■ **Your objective**
Among the lines of the records, find all that carry the word "price" and copy them.

##############################

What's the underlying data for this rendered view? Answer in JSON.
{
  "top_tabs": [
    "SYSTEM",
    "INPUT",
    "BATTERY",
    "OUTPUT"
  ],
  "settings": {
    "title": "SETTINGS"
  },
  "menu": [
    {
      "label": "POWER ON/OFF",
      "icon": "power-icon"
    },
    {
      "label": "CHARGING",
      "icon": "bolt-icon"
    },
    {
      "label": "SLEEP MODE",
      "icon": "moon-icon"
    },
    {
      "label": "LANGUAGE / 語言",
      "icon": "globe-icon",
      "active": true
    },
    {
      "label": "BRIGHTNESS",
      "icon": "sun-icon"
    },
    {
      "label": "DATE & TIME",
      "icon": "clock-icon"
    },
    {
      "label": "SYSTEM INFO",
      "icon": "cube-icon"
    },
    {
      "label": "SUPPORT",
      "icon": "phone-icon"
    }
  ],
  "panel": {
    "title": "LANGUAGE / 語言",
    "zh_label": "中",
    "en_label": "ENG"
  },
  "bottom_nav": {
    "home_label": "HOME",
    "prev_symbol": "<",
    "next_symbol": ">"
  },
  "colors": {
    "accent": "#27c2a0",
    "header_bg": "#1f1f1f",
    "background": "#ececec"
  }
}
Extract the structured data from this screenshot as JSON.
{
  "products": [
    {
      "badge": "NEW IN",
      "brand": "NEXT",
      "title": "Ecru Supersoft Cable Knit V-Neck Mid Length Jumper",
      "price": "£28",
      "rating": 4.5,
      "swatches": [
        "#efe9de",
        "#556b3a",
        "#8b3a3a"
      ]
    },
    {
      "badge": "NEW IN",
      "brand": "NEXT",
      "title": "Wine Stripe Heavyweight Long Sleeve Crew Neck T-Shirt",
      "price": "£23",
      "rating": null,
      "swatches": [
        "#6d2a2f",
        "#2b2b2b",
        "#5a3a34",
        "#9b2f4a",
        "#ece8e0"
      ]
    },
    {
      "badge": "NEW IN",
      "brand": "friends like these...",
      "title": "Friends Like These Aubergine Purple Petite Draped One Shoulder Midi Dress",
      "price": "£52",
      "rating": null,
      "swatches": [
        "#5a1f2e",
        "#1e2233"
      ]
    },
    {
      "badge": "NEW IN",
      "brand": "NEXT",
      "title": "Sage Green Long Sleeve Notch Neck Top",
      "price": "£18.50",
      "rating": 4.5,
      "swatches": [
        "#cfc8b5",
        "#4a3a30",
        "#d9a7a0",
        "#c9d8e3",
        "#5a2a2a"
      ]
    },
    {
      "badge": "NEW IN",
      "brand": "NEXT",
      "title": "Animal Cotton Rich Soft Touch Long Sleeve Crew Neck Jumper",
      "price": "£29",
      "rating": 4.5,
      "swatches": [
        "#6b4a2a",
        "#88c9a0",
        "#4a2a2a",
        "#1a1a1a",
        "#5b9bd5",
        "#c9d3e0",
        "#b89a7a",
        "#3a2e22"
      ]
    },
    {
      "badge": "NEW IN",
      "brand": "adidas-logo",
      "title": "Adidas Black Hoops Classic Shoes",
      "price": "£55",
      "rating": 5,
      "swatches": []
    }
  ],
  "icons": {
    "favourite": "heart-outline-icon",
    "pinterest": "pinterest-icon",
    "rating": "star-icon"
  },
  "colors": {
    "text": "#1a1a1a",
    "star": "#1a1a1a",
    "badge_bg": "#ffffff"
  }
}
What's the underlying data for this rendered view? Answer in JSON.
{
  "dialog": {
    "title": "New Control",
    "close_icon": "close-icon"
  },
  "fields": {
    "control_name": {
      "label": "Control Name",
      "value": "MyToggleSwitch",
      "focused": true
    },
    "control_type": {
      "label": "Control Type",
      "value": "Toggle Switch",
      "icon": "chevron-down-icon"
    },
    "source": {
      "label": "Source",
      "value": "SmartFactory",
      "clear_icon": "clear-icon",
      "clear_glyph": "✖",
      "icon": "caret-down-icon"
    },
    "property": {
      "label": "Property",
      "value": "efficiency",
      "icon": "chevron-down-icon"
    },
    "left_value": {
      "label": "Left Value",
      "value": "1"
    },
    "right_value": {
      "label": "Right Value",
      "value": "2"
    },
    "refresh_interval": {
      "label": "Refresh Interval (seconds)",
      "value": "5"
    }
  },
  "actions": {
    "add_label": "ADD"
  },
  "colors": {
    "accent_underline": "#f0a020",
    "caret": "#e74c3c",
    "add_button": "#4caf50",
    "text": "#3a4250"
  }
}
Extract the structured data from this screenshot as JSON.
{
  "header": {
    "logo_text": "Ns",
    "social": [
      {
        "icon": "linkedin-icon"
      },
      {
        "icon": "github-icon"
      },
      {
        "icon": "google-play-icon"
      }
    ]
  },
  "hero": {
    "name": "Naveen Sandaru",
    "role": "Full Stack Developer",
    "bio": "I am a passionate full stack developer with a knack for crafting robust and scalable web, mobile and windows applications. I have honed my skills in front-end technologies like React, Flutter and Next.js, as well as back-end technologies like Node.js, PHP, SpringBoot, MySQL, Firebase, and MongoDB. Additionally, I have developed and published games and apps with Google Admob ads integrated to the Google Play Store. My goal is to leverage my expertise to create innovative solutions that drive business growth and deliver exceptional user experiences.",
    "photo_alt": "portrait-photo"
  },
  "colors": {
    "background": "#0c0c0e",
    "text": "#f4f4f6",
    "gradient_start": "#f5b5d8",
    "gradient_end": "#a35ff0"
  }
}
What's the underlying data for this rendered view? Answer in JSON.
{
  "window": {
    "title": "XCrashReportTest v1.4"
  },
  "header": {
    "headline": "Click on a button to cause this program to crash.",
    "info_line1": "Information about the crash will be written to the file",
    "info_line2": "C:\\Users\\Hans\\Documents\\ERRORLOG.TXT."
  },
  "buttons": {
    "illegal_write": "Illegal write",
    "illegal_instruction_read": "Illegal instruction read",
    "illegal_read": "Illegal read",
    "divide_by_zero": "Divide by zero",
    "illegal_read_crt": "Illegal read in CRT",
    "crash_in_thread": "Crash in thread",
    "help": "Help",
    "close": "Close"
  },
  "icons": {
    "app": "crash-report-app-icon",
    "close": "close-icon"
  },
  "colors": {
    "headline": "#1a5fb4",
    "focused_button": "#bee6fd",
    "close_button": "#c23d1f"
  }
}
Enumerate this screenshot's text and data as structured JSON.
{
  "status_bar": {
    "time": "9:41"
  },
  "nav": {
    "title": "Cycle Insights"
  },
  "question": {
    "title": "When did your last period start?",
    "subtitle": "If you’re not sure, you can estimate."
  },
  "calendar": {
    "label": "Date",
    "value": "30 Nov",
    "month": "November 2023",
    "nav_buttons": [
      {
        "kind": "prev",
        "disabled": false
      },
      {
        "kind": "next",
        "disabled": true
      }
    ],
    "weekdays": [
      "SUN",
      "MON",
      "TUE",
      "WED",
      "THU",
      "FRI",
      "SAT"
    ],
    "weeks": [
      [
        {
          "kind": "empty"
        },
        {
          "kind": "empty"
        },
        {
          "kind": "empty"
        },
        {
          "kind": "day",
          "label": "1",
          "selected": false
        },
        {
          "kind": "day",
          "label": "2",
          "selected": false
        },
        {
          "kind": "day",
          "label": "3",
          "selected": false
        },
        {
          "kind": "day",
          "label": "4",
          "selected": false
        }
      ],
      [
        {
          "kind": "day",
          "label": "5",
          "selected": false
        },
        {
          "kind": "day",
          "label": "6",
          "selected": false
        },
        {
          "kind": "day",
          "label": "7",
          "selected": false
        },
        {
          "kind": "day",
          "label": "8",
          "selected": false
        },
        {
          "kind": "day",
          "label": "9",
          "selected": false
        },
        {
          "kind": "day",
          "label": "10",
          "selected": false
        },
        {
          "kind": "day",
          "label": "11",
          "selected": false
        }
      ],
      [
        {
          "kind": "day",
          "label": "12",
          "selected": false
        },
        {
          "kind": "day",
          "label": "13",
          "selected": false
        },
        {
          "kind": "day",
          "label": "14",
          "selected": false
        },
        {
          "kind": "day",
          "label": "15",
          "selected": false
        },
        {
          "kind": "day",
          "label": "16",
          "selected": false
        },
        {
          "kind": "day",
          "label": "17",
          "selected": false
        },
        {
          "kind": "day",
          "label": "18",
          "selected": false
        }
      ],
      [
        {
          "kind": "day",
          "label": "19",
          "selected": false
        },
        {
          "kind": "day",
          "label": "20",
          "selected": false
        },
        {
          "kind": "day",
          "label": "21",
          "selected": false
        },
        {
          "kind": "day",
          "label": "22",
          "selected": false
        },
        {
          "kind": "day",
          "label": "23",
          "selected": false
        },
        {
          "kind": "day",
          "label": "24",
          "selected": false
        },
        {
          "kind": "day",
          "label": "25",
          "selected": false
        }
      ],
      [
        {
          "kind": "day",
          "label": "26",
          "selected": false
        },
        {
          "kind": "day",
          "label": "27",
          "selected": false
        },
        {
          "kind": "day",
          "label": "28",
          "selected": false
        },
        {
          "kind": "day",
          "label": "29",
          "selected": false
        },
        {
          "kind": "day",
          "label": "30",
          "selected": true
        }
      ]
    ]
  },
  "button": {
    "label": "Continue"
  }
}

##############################

■ **Exercise solution**
      "price": "£28",
      "price": "£23",
      "price": "£52",
      "price": "£18.50",
      "price": "£29",
      "price": "£55",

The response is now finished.